Try it — Run through the data and copy out every line that mentions the word "black".

Given information —
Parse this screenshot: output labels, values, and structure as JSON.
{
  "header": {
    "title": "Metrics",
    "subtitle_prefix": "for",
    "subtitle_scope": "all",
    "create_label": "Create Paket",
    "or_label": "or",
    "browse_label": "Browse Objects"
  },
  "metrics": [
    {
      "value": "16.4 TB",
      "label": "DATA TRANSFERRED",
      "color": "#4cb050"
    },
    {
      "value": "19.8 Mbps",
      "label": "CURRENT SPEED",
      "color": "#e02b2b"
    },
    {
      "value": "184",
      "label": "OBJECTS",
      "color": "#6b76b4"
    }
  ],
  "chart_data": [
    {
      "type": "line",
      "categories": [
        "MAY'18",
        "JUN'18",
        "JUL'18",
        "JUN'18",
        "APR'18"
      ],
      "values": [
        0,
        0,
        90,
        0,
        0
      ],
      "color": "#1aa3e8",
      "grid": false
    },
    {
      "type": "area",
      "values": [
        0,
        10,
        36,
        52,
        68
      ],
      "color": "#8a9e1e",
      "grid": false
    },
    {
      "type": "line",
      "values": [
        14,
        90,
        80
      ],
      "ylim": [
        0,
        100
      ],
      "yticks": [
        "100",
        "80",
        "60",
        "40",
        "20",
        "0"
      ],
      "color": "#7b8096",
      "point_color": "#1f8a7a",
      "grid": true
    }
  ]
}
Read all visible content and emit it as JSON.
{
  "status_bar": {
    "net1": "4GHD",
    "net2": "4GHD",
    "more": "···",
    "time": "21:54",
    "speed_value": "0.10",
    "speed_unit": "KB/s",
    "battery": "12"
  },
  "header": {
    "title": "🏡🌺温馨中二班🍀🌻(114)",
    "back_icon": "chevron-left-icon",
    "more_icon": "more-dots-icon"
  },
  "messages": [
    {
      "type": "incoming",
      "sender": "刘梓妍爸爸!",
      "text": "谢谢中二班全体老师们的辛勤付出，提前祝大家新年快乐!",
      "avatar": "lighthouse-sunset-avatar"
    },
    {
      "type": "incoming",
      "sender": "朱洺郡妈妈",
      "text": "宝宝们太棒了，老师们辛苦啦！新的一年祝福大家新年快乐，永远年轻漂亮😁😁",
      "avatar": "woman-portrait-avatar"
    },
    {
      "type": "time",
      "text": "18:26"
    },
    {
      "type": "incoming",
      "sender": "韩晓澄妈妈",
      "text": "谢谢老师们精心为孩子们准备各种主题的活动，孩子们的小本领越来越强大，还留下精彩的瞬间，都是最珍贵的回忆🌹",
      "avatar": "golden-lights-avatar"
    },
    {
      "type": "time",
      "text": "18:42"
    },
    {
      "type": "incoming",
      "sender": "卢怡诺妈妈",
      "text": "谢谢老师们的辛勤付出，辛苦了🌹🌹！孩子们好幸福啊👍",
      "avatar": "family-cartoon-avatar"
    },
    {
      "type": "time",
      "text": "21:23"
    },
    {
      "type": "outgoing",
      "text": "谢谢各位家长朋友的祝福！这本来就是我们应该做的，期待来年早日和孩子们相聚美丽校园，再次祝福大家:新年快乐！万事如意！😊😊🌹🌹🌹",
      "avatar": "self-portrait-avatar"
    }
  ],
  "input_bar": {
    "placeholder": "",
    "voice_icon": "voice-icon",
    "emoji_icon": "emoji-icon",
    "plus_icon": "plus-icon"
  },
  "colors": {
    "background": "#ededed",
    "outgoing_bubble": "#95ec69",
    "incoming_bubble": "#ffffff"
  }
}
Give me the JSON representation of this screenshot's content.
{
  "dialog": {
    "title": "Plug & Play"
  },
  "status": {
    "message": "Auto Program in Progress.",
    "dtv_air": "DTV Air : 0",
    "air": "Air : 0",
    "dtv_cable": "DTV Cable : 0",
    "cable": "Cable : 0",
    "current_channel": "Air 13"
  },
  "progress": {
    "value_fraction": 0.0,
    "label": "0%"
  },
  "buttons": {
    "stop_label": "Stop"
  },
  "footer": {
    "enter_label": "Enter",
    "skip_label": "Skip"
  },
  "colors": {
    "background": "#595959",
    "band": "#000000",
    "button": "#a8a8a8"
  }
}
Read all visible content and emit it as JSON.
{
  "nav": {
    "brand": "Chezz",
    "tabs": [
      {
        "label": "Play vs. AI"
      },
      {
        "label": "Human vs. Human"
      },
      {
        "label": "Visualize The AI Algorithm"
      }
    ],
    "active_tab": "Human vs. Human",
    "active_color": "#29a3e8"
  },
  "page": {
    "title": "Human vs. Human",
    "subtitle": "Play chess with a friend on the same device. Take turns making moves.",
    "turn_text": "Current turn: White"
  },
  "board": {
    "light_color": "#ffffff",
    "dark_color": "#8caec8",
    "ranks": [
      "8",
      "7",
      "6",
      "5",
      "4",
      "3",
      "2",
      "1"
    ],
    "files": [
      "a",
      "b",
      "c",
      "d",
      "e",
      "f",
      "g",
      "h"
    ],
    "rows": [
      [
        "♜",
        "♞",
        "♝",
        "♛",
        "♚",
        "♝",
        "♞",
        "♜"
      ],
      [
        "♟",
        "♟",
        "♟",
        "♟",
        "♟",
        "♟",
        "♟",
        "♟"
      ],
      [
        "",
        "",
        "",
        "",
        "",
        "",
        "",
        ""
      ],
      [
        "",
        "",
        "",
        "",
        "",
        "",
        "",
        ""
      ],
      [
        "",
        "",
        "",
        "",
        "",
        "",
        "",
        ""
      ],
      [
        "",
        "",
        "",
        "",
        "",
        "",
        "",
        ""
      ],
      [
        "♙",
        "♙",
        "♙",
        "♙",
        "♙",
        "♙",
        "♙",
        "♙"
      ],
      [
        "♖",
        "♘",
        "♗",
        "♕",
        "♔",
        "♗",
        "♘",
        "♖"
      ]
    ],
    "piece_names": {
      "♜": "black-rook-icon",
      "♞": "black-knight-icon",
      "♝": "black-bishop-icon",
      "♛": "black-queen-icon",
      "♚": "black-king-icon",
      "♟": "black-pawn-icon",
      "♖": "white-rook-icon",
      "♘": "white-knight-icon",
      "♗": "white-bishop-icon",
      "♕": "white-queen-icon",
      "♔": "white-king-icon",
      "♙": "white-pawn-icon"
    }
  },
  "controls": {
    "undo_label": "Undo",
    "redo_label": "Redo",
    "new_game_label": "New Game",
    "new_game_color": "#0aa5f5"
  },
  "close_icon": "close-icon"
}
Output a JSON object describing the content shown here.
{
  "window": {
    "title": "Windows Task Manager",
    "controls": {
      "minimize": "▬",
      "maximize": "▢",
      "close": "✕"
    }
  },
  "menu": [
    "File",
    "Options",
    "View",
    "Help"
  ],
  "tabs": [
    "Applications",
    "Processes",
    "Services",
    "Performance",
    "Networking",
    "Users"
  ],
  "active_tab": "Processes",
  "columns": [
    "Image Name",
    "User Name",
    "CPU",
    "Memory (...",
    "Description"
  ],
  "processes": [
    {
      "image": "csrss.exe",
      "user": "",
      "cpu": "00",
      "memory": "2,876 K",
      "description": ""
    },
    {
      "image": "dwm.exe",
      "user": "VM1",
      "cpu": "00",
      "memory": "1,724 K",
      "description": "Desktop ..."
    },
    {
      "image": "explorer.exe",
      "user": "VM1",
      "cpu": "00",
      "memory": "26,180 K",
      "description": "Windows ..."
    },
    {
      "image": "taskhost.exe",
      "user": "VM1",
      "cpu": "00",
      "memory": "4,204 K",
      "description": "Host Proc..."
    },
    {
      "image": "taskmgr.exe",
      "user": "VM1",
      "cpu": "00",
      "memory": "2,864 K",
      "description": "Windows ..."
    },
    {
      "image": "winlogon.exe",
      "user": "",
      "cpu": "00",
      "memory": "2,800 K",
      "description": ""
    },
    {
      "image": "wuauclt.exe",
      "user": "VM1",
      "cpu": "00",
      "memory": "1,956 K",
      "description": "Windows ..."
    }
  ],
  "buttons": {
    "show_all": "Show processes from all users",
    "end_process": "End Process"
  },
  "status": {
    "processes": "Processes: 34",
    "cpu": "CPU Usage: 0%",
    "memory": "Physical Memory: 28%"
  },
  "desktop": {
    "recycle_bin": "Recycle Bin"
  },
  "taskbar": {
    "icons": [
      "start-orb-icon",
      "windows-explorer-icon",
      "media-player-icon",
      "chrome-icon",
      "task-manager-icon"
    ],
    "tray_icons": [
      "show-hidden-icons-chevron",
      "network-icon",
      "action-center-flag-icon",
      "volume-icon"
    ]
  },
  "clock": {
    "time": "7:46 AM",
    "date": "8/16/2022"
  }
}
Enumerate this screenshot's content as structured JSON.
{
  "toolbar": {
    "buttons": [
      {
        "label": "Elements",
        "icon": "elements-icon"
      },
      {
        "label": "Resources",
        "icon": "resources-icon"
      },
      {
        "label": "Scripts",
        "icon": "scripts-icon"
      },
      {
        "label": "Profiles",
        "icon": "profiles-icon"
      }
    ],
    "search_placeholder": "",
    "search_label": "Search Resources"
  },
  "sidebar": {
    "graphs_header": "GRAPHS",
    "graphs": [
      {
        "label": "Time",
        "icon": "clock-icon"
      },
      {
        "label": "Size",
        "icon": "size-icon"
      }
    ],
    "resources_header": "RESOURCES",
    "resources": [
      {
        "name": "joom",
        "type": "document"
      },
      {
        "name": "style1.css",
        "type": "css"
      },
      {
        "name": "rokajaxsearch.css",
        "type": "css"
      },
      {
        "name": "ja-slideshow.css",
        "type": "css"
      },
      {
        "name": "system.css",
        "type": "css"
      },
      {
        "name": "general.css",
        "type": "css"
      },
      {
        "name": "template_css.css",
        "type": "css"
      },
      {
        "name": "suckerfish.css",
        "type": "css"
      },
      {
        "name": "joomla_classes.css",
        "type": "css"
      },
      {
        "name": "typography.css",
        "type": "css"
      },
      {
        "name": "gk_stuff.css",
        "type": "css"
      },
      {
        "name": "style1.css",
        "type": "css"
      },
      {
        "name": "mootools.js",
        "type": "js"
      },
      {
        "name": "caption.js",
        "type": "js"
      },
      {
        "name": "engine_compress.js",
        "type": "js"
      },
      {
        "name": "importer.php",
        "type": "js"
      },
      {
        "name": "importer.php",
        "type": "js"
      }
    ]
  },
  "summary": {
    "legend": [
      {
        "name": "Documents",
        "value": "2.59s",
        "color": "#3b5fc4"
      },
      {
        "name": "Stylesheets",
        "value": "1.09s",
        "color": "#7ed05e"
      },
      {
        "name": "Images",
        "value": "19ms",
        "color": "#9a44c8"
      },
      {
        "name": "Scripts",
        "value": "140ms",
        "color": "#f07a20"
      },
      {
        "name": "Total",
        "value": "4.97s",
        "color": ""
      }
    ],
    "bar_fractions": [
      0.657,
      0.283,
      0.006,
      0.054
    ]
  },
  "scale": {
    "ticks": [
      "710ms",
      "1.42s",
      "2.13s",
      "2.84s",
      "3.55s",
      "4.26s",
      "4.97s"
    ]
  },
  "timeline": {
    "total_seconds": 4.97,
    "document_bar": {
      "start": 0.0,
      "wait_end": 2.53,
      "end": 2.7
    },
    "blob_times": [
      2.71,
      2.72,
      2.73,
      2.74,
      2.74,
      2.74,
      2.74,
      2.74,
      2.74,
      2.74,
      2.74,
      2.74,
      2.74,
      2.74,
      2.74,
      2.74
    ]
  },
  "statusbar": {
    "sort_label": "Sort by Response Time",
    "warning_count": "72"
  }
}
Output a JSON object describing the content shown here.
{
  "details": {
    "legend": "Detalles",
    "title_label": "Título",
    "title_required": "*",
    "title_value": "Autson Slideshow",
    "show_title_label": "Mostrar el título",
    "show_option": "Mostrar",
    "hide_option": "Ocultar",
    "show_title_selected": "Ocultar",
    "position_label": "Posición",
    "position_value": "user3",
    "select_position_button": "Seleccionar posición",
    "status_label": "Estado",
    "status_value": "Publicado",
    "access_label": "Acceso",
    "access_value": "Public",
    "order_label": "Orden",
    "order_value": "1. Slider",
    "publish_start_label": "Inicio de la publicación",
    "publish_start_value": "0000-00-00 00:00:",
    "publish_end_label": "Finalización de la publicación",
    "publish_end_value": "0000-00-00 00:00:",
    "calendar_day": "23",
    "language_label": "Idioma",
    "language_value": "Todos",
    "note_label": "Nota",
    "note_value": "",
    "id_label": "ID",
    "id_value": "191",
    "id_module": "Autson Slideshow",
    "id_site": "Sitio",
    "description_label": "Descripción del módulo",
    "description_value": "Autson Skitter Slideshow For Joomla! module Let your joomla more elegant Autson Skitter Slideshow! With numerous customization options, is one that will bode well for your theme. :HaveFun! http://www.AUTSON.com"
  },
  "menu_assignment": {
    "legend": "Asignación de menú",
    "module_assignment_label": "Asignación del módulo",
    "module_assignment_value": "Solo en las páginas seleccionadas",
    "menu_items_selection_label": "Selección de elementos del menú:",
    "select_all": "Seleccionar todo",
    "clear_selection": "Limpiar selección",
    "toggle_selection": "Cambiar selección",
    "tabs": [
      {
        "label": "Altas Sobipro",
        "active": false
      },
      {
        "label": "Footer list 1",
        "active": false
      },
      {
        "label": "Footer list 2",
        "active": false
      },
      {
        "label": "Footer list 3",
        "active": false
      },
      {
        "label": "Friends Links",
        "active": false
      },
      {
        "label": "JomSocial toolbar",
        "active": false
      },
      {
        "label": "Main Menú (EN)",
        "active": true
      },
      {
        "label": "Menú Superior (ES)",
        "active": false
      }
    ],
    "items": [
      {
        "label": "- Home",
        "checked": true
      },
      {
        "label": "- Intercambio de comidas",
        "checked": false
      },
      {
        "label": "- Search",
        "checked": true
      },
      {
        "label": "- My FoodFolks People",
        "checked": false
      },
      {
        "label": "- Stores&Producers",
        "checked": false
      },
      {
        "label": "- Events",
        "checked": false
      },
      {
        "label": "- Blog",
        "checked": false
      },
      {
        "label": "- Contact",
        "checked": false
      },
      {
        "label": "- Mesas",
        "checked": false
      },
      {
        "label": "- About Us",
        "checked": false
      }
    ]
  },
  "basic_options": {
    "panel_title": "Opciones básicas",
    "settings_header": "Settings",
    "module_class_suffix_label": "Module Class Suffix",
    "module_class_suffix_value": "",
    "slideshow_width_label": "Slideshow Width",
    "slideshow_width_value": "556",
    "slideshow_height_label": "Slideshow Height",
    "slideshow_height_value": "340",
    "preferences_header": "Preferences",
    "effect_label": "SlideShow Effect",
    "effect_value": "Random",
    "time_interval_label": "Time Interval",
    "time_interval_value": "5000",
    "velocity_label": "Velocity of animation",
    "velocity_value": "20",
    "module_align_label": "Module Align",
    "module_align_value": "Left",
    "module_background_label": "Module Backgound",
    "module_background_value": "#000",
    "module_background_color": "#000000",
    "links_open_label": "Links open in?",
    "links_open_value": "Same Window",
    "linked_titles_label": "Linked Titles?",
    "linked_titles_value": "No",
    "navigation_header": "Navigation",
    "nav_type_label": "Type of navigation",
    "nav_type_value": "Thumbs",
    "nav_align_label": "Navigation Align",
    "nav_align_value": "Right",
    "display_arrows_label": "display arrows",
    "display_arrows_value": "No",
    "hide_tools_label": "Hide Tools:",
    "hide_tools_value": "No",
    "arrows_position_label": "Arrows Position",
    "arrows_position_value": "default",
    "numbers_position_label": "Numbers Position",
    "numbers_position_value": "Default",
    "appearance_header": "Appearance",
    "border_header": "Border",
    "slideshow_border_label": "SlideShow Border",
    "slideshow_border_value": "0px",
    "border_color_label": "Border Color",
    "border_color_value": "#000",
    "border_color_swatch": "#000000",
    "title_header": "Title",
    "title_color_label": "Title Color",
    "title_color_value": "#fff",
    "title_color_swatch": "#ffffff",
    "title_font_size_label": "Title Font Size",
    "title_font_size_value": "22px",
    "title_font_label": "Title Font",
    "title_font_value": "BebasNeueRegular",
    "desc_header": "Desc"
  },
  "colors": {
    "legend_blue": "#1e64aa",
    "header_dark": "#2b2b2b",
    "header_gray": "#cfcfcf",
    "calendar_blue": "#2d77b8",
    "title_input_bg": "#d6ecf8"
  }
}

Result of the exercise —
      "♜": "black-rook-icon",
      "♞": "black-knight-icon",
      "♝": "black-bishop-icon",
      "♛": "black-queen-icon",
      "♚": "black-king-icon",
      "♟": "black-pawn-icon",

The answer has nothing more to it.